Ayala v. Ford Motor Company
On August 5, 2005, an eight-member jury in the U.S. District Court for the Eastern District of Texas, returned a unanimous verdict in favor of Ford Motor Company in a case involving the death of a three year-old child after she became entrapped in a power window.
Plaintiff sought punitive damages based upon the Ford truck’s alleged defects in the installation of rocker switches instead of push/pull switches. Ford countered that the rocker switch for the power window was neither defective nor unreasonably dangerous. Ford relied on its compliance with Federal Motor Vehicle Safety Standard (FMVSS) 118, the standard enacted to prevent inadvertent actuation of power window systems by children. FMVSS 118 requires, among other things, an ignition interlock which prevents the power window system from operating unless the vehicle’s key is in the ignition and the key is turned to either the “ON” or “ACCESSORY” position. According to the standard and the National Highway Traffic Safety Administration (NHTSA), the incorporation of the ignition interlock was the main safety feature to prevent against power window entrapments because it required a key in the ignition and therefore presumed the presence of a supervisory adult. And, due to the plaintiff’s admitted distraction, she overrode the basic safeguard installed in the system.
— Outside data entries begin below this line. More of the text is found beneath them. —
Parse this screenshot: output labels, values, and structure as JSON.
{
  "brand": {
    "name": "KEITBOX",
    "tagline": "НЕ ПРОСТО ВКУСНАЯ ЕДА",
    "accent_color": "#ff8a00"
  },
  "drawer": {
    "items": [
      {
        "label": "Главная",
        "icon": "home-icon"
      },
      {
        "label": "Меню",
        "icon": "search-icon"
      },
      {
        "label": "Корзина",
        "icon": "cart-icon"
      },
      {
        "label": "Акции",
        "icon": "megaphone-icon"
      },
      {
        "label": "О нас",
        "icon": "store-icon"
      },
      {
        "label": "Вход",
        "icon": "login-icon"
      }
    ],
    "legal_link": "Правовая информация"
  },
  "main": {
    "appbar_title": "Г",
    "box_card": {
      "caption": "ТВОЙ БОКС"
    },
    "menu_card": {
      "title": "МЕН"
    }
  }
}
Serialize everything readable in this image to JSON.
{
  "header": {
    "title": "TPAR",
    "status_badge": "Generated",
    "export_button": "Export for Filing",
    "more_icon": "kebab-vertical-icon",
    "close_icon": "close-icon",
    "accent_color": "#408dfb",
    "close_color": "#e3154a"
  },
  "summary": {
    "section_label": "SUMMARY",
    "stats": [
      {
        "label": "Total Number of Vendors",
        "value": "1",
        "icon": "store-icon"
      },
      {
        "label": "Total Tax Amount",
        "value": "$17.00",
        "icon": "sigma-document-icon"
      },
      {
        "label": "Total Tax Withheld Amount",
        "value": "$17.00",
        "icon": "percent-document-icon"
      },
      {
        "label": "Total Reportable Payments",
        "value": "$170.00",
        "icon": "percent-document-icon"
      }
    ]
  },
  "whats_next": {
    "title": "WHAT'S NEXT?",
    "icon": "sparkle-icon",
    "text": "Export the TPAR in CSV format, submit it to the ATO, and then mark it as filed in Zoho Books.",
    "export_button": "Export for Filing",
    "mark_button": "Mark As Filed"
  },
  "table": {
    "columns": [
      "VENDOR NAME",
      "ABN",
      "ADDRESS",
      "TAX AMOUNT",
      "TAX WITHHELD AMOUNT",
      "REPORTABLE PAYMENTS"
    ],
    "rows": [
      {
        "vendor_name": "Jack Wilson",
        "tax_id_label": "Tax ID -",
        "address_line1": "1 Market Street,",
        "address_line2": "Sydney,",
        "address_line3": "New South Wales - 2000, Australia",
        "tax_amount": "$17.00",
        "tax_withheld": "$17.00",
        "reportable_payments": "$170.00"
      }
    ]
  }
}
After approximately an hour of deliberation, the East Texas Federal Court jury returned a unanimous defense verdict for Ford Motor Company. Frost Brown Todd received the Top Ten Defense Verdict Award from National Law Journal for this case.